### TASK TO CARRY OUT
What you hand back must match the records word for word, with no pictures.

*** Begin section ***

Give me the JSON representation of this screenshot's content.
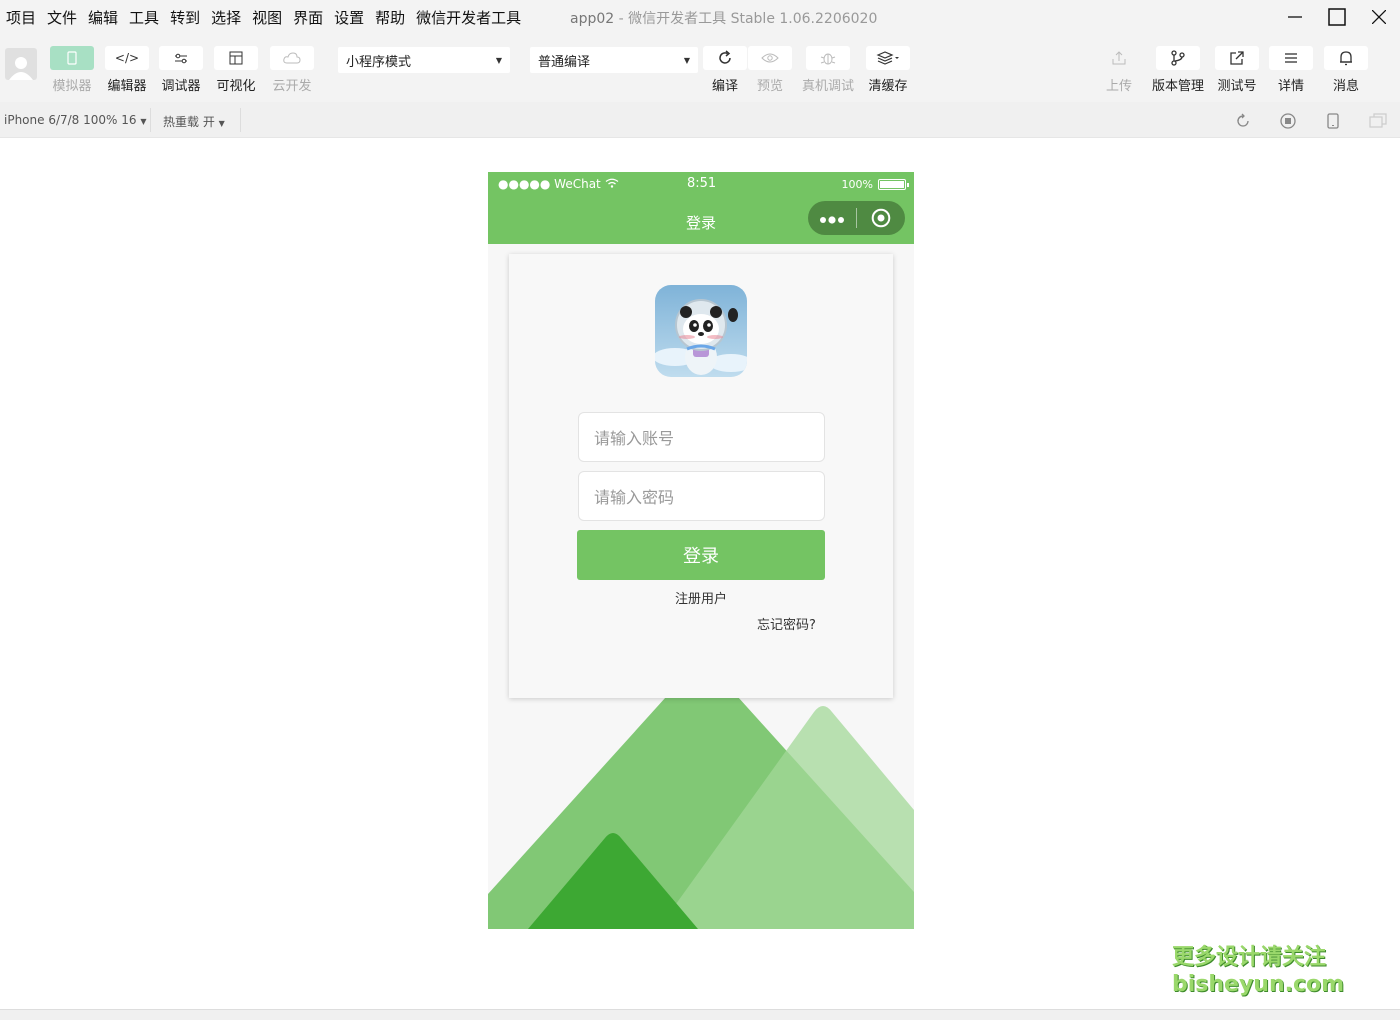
{
  "menu": {
    "items": [
      "项目",
      "文件",
      "编辑",
      "工具",
      "转到",
      "选择",
      "视图",
      "界面",
      "设置",
      "帮助",
      "微信开发者工具"
    ]
  },
  "window": {
    "app_name": "app02",
    "separator": "-",
    "subtitle": "微信开发者工具 Stable 1.06.2206020"
  },
  "toolbar": {
    "simulator": "模拟器",
    "editor": "编辑器",
    "debugger": "调试器",
    "visual": "可视化",
    "cloud": "云开发",
    "mode_select": "小程序模式",
    "compile_select": "普通编译",
    "compile": "编译",
    "preview": "预览",
    "remote_debug": "真机调试",
    "clear_cache": "清缓存",
    "upload": "上传",
    "version": "版本管理",
    "test_account": "测试号",
    "details": "详情",
    "messages": "消息"
  },
  "subbar": {
    "device": "iPhone 6/7/8 100% 16",
    "hot_reload": "热重载 开"
  },
  "phone": {
    "status": {
      "carrier": "●●●●● WeChat",
      "time": "8:51",
      "battery": "100%"
    },
    "nav_title": "登录",
    "form": {
      "account_placeholder": "请输入账号",
      "password_placeholder": "请输入密码",
      "login_button": "登录",
      "register_link": "注册用户",
      "forgot_link": "忘记密码?"
    }
  },
  "watermark": {
    "line1": "更多设计请关注",
    "line2": "bisheyun.com"
  },
  "colors": {
    "brand_green": "#74c463",
    "capsule": "#4f8a42",
    "active_tab": "#a8e0c4"
  }
}
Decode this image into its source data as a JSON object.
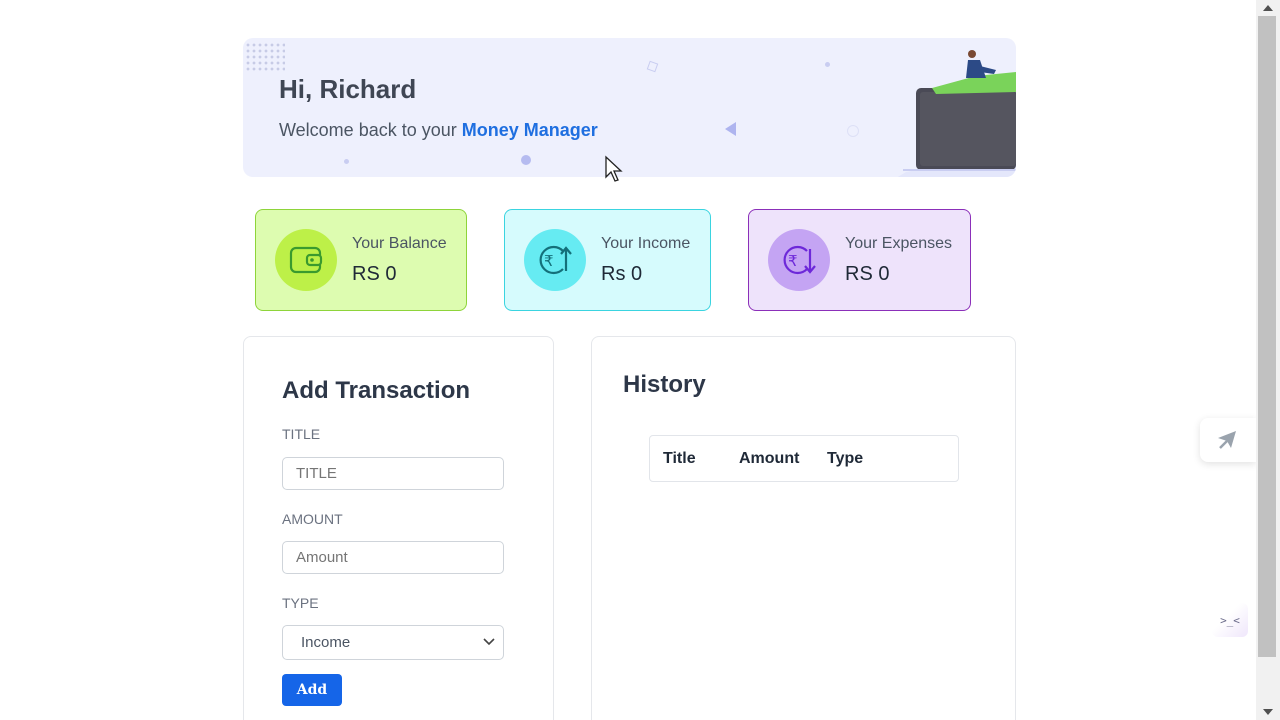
{
  "banner": {
    "greeting": "Hi, Richard",
    "welcome_prefix": "Welcome back to your ",
    "brand": "Money Manager"
  },
  "stats": {
    "balance": {
      "label": "Your Balance",
      "value": "RS 0",
      "icon": "wallet-icon"
    },
    "income": {
      "label": "Your Income",
      "value": "Rs 0",
      "icon": "rupee-up-icon"
    },
    "expenses": {
      "label": "Your Expenses",
      "value": "RS 0",
      "icon": "rupee-down-icon"
    }
  },
  "add_transaction": {
    "title": "Add Transaction",
    "title_label": "TITLE",
    "title_placeholder": "TITLE",
    "amount_label": "AMOUNT",
    "amount_placeholder": "Amount",
    "type_label": "TYPE",
    "type_selected": "Income",
    "add_button": "Add"
  },
  "history": {
    "title": "History",
    "columns": [
      "Title",
      "Amount",
      "Type"
    ]
  },
  "side_widget2_text": ">_<",
  "colors": {
    "brand_blue": "#1f6fe0",
    "button_blue": "#1565e8",
    "balance_bg": "#ddfcb0",
    "income_bg": "#d6fbfd",
    "expense_bg": "#eee3fb"
  }
}
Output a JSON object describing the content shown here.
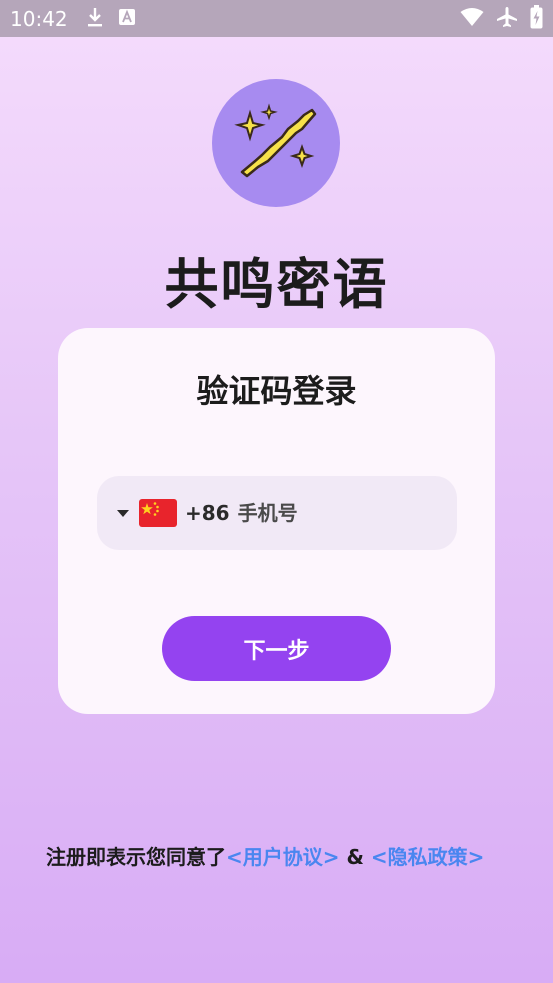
{
  "status_bar": {
    "time": "10:42",
    "left_icons": [
      "download-icon",
      "font-a-icon"
    ],
    "right_icons": [
      "wifi-icon",
      "airplane-mode-icon",
      "battery-charging-icon"
    ]
  },
  "app": {
    "logo_icon": "magic-wand-icon",
    "title": "共鸣密语"
  },
  "login_card": {
    "title": "验证码登录",
    "country_flag": "china-flag-icon",
    "dial_code": "+86",
    "phone_placeholder": "手机号",
    "phone_value": "",
    "next_label": "下一步"
  },
  "agreement": {
    "prefix": "注册即表示您同意了",
    "user_agreement": "<用户协议>",
    "separator": " & ",
    "privacy_policy": "<隐私政策>"
  },
  "colors": {
    "accent": "#9443f0",
    "logo_bg": "#a78bf0",
    "link": "#4a86f0",
    "card_bg": "#fdf6fd",
    "status_bar_bg": "#b5a6ba"
  }
}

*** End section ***

### WRITTEN ANSWER
Give me the JSON representation of this screenshot's content.
{
  "menu": {
    "items": [
      "项目",
      "文件",
      "编辑",
      "工具",
      "转到",
      "选择",
      "视图",
      "界面",
      "设置",
      "帮助",
      "微信开发者工具"
    ]
  },
  "window": {
    "app_name": "app02",
    "separator": "-",
    "subtitle": "微信开发者工具 Stable 1.06.2206020"
  },
  "toolbar": {
    "simulator": "模拟器",
    "editor": "编辑器",
    "debugger": "调试器",
    "visual": "可视化",
    "cloud": "云开发",
    "mode_select": "小程序模式",
    "compile_select": "普通编译",
    "compile": "编译",
    "preview": "预览",
    "remote_debug": "真机调试",
    "clear_cache": "清缓存",
    "upload": "上传",
    "version": "版本管理",
    "test_account": "测试号",
    "details": "详情",
    "messages": "消息"
  },
  "subbar": {
    "device": "iPhone 6/7/8 100% 16",
    "hot_reload": "热重载 开"
  },
  "phone": {
    "status": {
      "carrier": "●●●●● WeChat",
      "time": "8:51",
      "battery": "100%"
    },
    "nav_title": "登录",
    "form": {
      "account_placeholder": "请输入账号",
      "password_placeholder": "请输入密码",
      "login_button": "登录",
      "register_link": "注册用户",
      "forgot_link": "忘记密码?"
    }
  },
  "watermark": {
    "line1": "更多设计请关注",
    "line2": "bisheyun.com"
  },
  "colors": {
    "brand_green": "#74c463",
    "capsule": "#4f8a42",
    "active_tab": "#a8e0c4"
  }
}
Decode this image into its source data as a JSON object.
{
  "banner": {
    "greeting": "Hi, Richard",
    "welcome_prefix": "Welcome back to your ",
    "brand": "Money Manager"
  },
  "stats": {
    "balance": {
      "label": "Your Balance",
      "value": "RS 0",
      "icon": "wallet-icon"
    },
    "income": {
      "label": "Your Income",
      "value": "Rs 0",
      "icon": "rupee-up-icon"
    },
    "expenses": {
      "label": "Your Expenses",
      "value": "RS 0",
      "icon": "rupee-down-icon"
    }
  },
  "add_transaction": {
    "title": "Add Transaction",
    "title_label": "TITLE",
    "title_placeholder": "TITLE",
    "amount_label": "AMOUNT",
    "amount_placeholder": "Amount",
    "type_label": "TYPE",
    "type_selected": "Income",
    "add_button": "Add"
  },
  "history": {
    "title": "History",
    "columns": [
      "Title",
      "Amount",
      "Type"
    ]
  },
  "side_widget2_text": ">_<",
  "colors": {
    "brand_blue": "#1f6fe0",
    "button_blue": "#1565e8",
    "balance_bg": "#ddfcb0",
    "income_bg": "#d6fbfd",
    "expense_bg": "#eee3fb"
  }
}
Output a JSON object describing the content shown here.
{
  "status_bar": {
    "time": "10:42",
    "left_icons": [
      "download-icon",
      "font-a-icon"
    ],
    "right_icons": [
      "wifi-icon",
      "airplane-mode-icon",
      "battery-charging-icon"
    ]
  },
  "app": {
    "logo_icon": "magic-wand-icon",
    "title": "共鸣密语"
  },
  "login_card": {
    "title": "验证码登录",
    "country_flag": "china-flag-icon",
    "dial_code": "+86",
    "phone_placeholder": "手机号",
    "phone_value": "",
    "next_label": "下一步"
  },
  "agreement": {
    "prefix": "注册即表示您同意了",
    "user_agreement": "<用户协议>",
    "separator": " & ",
    "privacy_policy": "<隐私政策>"
  },
  "colors": {
    "accent": "#9443f0",
    "logo_bg": "#a78bf0",
    "link": "#4a86f0",
    "card_bg": "#fdf6fd",
    "status_bar_bg": "#b5a6ba"
  }
}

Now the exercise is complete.